→ **Input for this task**:
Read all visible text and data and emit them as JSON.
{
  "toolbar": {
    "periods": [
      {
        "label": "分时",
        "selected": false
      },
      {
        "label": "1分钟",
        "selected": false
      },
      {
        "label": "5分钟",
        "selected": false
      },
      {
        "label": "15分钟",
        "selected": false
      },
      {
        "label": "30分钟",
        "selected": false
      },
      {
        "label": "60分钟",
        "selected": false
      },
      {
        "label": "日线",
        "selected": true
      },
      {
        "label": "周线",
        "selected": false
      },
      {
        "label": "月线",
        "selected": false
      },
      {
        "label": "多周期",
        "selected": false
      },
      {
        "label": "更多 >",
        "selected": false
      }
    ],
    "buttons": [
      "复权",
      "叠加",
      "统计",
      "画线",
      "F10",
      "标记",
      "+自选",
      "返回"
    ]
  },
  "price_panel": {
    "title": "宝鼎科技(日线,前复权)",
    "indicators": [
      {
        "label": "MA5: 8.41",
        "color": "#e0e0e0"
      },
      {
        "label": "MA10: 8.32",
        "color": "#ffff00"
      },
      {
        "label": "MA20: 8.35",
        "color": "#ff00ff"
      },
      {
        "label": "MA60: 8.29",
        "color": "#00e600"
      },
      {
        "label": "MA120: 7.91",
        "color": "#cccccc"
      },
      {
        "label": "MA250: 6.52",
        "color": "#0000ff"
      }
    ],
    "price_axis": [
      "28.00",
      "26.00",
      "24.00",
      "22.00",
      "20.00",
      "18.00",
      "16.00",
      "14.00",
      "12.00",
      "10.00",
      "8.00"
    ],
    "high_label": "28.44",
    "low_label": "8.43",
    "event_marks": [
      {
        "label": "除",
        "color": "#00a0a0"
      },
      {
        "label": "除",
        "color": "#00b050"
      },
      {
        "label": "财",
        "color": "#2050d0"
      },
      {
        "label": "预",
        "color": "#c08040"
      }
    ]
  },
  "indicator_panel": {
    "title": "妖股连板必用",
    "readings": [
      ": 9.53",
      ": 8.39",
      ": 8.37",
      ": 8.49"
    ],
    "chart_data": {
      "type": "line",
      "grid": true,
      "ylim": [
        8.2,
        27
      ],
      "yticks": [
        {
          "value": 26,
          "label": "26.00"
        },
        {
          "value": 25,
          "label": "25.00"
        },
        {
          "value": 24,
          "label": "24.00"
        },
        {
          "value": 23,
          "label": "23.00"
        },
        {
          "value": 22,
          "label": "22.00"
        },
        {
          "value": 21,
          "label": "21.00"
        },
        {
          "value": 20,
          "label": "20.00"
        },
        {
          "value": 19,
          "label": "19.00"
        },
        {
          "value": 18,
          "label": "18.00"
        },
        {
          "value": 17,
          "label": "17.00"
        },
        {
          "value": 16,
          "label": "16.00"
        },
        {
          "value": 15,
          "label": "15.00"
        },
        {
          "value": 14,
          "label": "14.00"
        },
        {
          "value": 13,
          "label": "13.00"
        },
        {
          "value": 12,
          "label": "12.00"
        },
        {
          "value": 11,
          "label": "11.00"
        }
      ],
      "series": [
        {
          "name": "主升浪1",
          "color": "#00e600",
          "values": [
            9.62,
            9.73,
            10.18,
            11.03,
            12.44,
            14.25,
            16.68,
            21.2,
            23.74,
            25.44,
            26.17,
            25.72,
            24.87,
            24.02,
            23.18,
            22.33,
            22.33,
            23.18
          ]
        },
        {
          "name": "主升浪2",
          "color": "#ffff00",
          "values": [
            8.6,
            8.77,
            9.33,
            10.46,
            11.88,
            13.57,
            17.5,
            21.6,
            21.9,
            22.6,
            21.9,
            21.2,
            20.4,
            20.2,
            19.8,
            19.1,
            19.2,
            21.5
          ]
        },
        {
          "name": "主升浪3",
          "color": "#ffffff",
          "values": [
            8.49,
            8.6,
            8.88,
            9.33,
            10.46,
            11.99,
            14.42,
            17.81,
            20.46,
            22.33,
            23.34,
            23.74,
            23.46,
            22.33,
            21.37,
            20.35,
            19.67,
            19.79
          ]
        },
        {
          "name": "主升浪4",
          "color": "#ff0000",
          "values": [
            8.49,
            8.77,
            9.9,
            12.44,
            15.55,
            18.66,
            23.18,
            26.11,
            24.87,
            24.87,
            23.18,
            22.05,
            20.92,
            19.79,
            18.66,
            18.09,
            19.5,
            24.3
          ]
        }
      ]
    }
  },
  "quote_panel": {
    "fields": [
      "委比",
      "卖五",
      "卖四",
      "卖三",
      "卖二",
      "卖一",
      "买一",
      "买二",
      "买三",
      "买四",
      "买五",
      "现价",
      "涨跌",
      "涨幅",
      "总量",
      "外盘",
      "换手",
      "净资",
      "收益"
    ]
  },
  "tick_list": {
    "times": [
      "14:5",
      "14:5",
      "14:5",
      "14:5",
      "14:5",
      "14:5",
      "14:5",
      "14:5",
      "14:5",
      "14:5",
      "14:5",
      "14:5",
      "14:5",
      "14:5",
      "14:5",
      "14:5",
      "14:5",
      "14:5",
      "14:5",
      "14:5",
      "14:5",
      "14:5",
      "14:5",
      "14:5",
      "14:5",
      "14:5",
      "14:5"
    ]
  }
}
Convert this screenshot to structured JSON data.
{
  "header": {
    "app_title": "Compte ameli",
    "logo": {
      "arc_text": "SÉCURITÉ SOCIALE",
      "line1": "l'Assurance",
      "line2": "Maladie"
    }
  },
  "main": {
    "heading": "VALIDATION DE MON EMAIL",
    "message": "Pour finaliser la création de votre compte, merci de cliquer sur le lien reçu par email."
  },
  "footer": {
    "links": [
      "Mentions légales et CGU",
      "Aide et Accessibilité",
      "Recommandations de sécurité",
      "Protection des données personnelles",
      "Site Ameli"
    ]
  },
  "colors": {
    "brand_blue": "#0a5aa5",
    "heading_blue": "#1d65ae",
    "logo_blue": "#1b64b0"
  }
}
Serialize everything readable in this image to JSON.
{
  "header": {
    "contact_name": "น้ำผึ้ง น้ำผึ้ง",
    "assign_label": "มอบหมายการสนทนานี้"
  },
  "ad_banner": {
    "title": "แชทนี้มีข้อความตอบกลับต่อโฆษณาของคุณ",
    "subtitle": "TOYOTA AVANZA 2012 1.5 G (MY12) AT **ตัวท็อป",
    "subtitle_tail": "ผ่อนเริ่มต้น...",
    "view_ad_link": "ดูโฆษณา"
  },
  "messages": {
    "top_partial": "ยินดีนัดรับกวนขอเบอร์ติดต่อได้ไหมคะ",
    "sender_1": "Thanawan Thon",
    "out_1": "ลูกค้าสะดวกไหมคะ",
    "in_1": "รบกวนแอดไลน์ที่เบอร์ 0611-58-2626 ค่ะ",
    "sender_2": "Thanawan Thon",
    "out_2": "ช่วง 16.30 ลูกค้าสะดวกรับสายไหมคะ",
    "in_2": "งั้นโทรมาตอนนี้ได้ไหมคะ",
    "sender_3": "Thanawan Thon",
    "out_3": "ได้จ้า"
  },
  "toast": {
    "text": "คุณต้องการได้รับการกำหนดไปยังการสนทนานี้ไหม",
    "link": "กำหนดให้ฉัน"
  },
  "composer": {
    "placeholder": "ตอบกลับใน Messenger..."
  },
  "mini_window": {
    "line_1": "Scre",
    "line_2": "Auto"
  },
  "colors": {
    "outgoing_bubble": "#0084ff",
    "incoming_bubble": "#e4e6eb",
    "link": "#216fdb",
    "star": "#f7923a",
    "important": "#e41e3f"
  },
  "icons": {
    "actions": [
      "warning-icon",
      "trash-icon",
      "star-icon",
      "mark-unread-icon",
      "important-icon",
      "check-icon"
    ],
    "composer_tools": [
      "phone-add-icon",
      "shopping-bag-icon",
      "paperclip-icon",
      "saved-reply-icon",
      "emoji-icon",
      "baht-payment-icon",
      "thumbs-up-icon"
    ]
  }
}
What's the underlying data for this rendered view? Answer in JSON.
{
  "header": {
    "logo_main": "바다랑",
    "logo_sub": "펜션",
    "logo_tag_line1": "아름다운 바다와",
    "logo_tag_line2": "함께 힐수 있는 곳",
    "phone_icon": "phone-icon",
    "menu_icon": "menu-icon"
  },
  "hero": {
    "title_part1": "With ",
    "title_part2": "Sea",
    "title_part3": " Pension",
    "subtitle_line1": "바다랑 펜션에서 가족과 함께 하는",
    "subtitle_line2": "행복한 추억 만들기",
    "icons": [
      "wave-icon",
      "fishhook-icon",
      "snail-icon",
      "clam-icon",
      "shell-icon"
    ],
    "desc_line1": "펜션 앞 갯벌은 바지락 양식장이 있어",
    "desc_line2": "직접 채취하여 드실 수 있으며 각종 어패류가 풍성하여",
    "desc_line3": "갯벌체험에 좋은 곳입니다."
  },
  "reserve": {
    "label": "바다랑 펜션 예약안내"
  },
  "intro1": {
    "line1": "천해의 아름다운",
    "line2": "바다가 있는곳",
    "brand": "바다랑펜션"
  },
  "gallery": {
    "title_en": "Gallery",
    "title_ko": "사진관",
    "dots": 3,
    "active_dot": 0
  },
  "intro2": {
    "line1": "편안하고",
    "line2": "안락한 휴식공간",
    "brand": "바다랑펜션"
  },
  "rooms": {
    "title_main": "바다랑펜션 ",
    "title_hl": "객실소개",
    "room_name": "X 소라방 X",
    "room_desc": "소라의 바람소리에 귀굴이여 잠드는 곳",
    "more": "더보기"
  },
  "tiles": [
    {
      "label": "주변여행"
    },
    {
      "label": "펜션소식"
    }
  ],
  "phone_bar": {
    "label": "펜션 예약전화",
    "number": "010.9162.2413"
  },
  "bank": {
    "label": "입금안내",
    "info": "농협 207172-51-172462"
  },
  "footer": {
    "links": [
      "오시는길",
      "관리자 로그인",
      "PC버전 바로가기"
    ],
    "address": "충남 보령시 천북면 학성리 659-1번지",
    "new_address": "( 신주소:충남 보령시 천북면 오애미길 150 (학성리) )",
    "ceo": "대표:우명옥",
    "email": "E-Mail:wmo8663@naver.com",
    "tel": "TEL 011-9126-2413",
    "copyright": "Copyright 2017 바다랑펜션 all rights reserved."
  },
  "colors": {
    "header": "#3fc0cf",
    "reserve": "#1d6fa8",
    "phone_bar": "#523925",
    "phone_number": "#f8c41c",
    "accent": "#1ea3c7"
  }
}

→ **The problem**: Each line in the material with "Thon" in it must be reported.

→ **Output for this task**:
    "sender_1": "Thanawan Thon",
    "sender_2": "Thanawan Thon",
    "sender_3": "Thanawan Thon",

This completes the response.